─── AVAILABLE DATA ───

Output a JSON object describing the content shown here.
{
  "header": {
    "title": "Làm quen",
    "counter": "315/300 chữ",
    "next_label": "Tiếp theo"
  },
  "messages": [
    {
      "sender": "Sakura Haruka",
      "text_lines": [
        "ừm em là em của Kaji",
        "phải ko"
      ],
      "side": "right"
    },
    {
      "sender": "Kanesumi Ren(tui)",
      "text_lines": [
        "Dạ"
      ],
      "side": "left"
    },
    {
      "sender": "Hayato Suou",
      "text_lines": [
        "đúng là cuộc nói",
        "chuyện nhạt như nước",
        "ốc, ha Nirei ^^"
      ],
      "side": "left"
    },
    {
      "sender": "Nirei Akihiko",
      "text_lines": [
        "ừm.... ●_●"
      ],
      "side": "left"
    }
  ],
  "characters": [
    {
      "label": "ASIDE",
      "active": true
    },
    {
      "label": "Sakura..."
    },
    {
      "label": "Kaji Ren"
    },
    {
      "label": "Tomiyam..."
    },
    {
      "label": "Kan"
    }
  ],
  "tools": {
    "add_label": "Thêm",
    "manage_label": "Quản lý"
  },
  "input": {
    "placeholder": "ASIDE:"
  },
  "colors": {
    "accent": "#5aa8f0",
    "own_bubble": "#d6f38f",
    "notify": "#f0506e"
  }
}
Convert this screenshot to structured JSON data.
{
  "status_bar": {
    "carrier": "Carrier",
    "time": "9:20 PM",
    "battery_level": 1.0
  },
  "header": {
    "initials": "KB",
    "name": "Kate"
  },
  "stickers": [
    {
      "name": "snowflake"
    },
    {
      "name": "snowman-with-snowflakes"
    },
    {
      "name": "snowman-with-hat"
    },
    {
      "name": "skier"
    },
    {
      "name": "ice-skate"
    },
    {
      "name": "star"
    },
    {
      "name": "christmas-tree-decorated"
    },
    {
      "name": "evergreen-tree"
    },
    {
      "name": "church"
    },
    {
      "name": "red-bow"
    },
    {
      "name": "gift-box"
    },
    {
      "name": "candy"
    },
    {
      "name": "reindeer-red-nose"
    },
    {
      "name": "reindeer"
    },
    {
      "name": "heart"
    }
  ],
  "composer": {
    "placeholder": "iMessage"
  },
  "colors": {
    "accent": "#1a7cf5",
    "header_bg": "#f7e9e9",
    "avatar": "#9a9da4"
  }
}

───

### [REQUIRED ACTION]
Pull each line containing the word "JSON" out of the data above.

### [RESPONSE]
Output a JSON object describing the content shown here.
Convert this screenshot to structured JSON data.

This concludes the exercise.